The tip: When possible, book your airfare directly with the airline providing your flights.
K’s story, part 1: Over a month ago, K, whose boyfriend flies Continental regularly enough to have accrued a fair number of frequent flier miles, was pleased to find great flights available for booking with his miles on Continental’s website. Interestingly, the flights were operated by Delta. She was surprised when she was unable to reserve their seats, but she wrote it off as a computer glitch that she’d check back on later. She tried to select seats a couple more times over the next couple of weeks but kept receiving the error.
Just a couple of days before we left for Germany with our grand plans of driving the autobahn in a few different countries, I remembered reading something about international driver permits being required by some countries. Ya know, I should’ve thought about that when we were planning to drive in Mexico too, but it didn’t occur to me until it was mentioned on one of the webpages while we were renting the car.

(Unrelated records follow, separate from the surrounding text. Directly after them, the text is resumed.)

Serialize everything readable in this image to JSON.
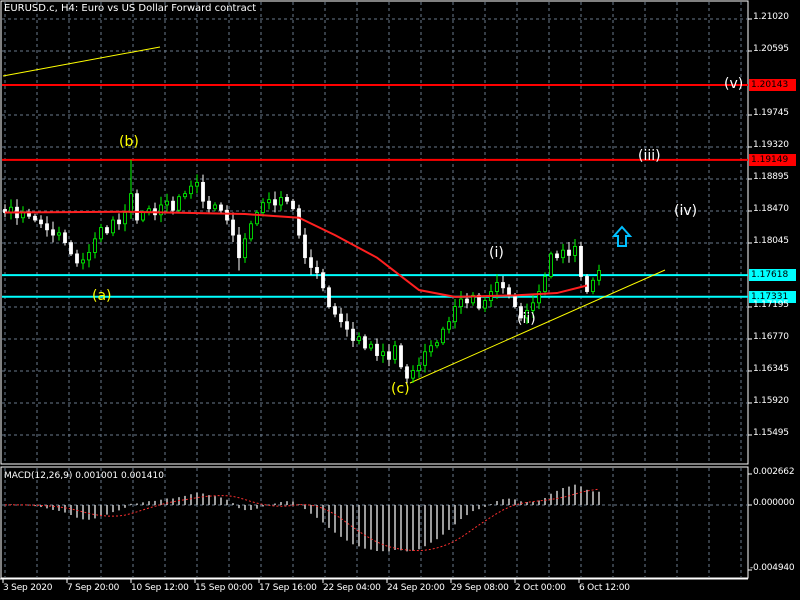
{
  "title": "EURUSD.c, H4:  Euro vs US Dollar Forward contract",
  "macd_label": "MACD(12,26,9) 0.001001 0.001410",
  "price_ticks": [
    "1.21020",
    "1.20595",
    "1.19745",
    "1.19320",
    "1.18895",
    "1.18470",
    "1.18045",
    "1.17195",
    "1.16770",
    "1.16345",
    "1.15920",
    "1.15495"
  ],
  "price_tick_values": [
    1.2102,
    1.20595,
    1.19745,
    1.1932,
    1.18895,
    1.1847,
    1.18045,
    1.17195,
    1.1677,
    1.16345,
    1.1592,
    1.15495
  ],
  "macd_ticks": [
    "0.002662",
    "0.000000",
    "-0.004940"
  ],
  "time_ticks": [
    "3 Sep 2020",
    "7 Sep 20:00",
    "10 Sep 12:00",
    "15 Sep 00:00",
    "17 Sep 16:00",
    "22 Sep 04:00",
    "24 Sep 20:00",
    "29 Sep 08:00",
    "2 Oct 00:00",
    "6 Oct 12:00"
  ],
  "levels": [
    {
      "label": "1.20143",
      "price": 1.20143,
      "color": "#ff0000"
    },
    {
      "label": "1.19149",
      "price": 1.19149,
      "color": "#ff0000"
    },
    {
      "label": "1.17618",
      "price": 1.17618,
      "color": "#00ffff"
    },
    {
      "label": "1.17331",
      "price": 1.17331,
      "color": "#00ffff"
    }
  ],
  "wave_labels": [
    {
      "text": "(v)",
      "color": "#ffffff"
    },
    {
      "text": "(iii)",
      "color": "#ffffff"
    },
    {
      "text": "(iv)",
      "color": "#ffffff"
    },
    {
      "text": "(i)",
      "color": "#ffffff"
    },
    {
      "text": "(ii)",
      "color": "#ffffff"
    },
    {
      "text": "(a)",
      "color": "#ffff00"
    },
    {
      "text": "(b)",
      "color": "#ffff00"
    },
    {
      "text": "(c)",
      "color": "#ffff00"
    }
  ],
  "colors": {
    "bull": "#00ff00",
    "bear": "#ffffff",
    "ma": "#ff2020",
    "trend": "#ffff00",
    "arrow": "#00bfff",
    "grid": "#6a7a8c"
  },
  "chart_data": {
    "type": "candlestick",
    "symbol": "EURUSD.c",
    "timeframe": "H4",
    "ylim": [
      1.1525,
      1.2125
    ],
    "closes": [
      1.1845,
      1.1852,
      1.1838,
      1.1846,
      1.184,
      1.1835,
      1.183,
      1.1822,
      1.1815,
      1.1818,
      1.1805,
      1.179,
      1.1778,
      1.1782,
      1.1792,
      1.181,
      1.1825,
      1.1818,
      1.1835,
      1.183,
      1.1845,
      1.187,
      1.1835,
      1.1845,
      1.185,
      1.1842,
      1.1855,
      1.186,
      1.1848,
      1.1866,
      1.187,
      1.188,
      1.1885,
      1.186,
      1.185,
      1.1855,
      1.1848,
      1.1835,
      1.1815,
      1.1785,
      1.181,
      1.183,
      1.1845,
      1.1858,
      1.1862,
      1.1855,
      1.1865,
      1.186,
      1.185,
      1.1815,
      1.1785,
      1.1772,
      1.1765,
      1.1745,
      1.172,
      1.171,
      1.17,
      1.169,
      1.1675,
      1.168,
      1.1665,
      1.167,
      1.1655,
      1.166,
      1.165,
      1.1668,
      1.164,
      1.1625,
      1.1635,
      1.1642,
      1.166,
      1.1668,
      1.1672,
      1.169,
      1.17,
      1.172,
      1.173,
      1.1725,
      1.1735,
      1.1718,
      1.1728,
      1.174,
      1.1752,
      1.1745,
      1.1735,
      1.172,
      1.1705,
      1.1715,
      1.1725,
      1.174,
      1.176,
      1.179,
      1.1785,
      1.1795,
      1.1788,
      1.18,
      1.176,
      1.174,
      1.1755,
      1.1768
    ],
    "spikes": {
      "21": 1.1915,
      "39": 1.1768,
      "67": 1.1618
    },
    "moving_average": [
      [
        0,
        1.1845
      ],
      [
        20,
        1.1846
      ],
      [
        40,
        1.1843
      ],
      [
        49,
        1.1838
      ],
      [
        55,
        1.1815
      ],
      [
        62,
        1.1785
      ],
      [
        69,
        1.1742
      ],
      [
        75,
        1.1733
      ],
      [
        85,
        1.1735
      ],
      [
        92,
        1.1738
      ],
      [
        97,
        1.1748
      ]
    ],
    "macd_range": [
      -0.00494,
      0.002662
    ]
  }
}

So… for your next trip out of the country, check out this list, which identifies countries requiring IDPs as well as countries in which you should get one or definitely don’t need one.
How do you get one? Thankfully it’s a quick and easy process. If you’re planning well in advance, you can get one by mail with AAA by filing out this application and sending it in. If you’re in a hurry, some AAA offices will make the thing for you in as little as 15 minutes at the same cost as the mail-in form. Just make sure to call ahead and double check that your nearest office provides this service as not all of them do.
Having a life-threatening food allergy is scary. Having a life-threatening food allergy at 35,000 feet can be downright terrifying. I’ve done quite a bit of flying throughout my life so I thought I’d pass along some of the things I’ve learned along the way. For simplicity and because it’s the food I’m most allergic to, I will use peanuts as the example throughout this post, but the general tips and tricks apply to a variety of food allergies.
Whether your flight is domestic or international, if possible, plan ahead. Begin by looking at the airline’s website. Most have policies in place for dealing with allergies and state whether or not they serve the most common allergenic foods on board. Print out the policy and bring it with you to the airport.
I’ve posted at least once about how we’re going to Mexico soon, so y’all know about that. You also know how much I love to plan in advance. I have a very frustrating story now to share with you about how Delta is making this vacation more work for me – and not the kind I like. There’s a travel tip buried in there for those who survive the gripe.
I booked our flights back in October 2008. I was so psyched – we had a direct there and back. The times were perfect too. On the way there, we were to leave around 12:30 and arrive at 2:30. Perfect – we didn’t have to get up super early, but there’d be just the right amount of time to get in, get a car with our friends, and head out to our house in plenty of time for dinner. On the way back, we were to leave at about 3:30 and get in at about 7:30. If the flight was on time and we weren’t too zonked, this would allow us to make a graduation party that evening.
Imagine my surprise when I received an email just a few weeks before we’re to head out saying that our itinerary has changed. Not only would we have to suffer through a layover in Atlanta each way, but the flight times were not good. The flights they put us on to get there would make our friends wait several hours for us to arrive and then we’d have to drive to our rental house in the dark. Awful! The flights on the way back weren’t so great either – the first flight left at an okay time, but we weren’t seated together (and I couldn’t fix it since the flight’s so full), and we would definitely miss the party that night.
Better late than never, but… There’s this cool website, InsideTrip.com, that launched about a year ago. What’s so neat about this airfare search engine? It has all kinds of interesting info to help you narrow down your flight options that other search engines don’t necessarily have. Check out the dashboard that popped up when I did a test search: